Data records for software interfaces:
────

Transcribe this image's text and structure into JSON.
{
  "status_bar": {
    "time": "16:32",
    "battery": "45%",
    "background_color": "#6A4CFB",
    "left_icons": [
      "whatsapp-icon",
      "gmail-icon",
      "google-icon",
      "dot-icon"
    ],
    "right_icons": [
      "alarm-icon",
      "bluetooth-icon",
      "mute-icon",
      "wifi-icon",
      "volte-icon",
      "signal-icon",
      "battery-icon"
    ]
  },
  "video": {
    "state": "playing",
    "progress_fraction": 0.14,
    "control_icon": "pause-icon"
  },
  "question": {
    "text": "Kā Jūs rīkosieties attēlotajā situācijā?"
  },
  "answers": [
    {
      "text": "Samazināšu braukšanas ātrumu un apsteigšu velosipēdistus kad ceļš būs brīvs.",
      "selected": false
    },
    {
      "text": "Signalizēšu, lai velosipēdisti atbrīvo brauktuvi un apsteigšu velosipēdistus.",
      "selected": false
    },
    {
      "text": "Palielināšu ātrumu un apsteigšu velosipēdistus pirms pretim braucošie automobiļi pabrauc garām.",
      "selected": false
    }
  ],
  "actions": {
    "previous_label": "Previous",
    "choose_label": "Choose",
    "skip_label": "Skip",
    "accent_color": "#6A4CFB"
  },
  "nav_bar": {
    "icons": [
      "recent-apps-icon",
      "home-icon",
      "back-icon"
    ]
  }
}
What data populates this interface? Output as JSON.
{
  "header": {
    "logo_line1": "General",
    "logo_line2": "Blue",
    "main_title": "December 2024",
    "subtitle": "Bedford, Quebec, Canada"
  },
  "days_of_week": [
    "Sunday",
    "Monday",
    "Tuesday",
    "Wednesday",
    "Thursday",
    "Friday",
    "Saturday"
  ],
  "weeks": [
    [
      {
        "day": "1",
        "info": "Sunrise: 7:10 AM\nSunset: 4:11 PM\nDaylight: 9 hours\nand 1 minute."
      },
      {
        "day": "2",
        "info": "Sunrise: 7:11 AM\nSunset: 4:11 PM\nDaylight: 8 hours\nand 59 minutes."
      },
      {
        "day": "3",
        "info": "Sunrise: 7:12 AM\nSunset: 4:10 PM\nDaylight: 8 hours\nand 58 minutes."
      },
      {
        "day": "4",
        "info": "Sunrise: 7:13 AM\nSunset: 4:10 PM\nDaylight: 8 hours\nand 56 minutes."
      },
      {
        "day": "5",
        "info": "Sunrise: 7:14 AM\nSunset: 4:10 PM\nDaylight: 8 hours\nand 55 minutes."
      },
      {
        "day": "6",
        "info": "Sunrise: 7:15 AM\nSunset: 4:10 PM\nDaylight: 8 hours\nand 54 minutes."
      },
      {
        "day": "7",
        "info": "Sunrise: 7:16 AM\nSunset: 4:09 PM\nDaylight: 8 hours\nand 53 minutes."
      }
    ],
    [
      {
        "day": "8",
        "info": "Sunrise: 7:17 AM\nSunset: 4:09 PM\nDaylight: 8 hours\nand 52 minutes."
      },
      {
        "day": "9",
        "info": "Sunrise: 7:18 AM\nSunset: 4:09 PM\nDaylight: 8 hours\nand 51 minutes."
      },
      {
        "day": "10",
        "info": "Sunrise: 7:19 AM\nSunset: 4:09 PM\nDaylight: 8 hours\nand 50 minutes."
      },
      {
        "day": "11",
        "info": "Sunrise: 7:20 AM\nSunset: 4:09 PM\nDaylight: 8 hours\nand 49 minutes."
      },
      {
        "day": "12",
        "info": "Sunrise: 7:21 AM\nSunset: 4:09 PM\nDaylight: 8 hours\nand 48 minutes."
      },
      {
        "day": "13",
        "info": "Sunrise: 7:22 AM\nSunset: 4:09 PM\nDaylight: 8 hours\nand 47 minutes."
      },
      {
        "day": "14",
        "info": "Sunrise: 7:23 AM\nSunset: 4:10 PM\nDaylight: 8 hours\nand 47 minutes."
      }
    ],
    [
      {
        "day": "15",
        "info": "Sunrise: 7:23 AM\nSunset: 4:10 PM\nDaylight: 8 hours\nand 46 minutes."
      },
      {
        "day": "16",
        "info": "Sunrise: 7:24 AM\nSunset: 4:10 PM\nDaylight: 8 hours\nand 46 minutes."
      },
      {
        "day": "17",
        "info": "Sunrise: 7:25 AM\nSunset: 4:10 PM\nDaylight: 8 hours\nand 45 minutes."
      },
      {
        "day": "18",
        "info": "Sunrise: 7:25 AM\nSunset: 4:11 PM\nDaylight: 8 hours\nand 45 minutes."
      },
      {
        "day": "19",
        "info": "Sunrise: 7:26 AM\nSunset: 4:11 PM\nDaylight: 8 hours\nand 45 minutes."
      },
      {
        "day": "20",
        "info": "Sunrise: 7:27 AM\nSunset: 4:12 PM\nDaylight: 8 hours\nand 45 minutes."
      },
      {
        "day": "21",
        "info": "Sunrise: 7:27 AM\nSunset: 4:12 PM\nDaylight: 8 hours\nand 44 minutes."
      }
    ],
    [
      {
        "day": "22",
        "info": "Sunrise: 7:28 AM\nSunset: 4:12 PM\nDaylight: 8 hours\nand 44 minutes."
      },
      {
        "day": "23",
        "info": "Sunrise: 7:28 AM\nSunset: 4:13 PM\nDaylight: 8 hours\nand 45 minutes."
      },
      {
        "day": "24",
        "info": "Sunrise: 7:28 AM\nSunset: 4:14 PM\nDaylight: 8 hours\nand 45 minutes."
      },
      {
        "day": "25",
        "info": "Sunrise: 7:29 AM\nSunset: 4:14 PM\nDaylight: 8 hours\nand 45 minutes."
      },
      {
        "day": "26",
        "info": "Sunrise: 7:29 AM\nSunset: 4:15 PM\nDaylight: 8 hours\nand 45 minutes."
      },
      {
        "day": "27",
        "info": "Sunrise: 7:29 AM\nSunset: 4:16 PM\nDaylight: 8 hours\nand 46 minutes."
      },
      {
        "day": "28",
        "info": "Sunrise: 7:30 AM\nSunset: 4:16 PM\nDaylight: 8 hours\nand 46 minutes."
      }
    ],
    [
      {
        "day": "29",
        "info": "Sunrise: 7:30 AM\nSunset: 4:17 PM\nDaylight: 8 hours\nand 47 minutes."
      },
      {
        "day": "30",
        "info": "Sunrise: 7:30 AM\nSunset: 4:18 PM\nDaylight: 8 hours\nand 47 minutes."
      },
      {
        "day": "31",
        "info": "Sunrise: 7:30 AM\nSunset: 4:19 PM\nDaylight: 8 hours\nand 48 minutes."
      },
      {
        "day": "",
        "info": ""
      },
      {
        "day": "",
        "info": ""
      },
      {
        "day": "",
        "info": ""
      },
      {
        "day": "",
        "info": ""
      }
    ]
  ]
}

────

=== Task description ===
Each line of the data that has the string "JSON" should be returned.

=== Task response ===
Transcribe this image's text and structure into JSON.
What data populates this interface? Output as JSON.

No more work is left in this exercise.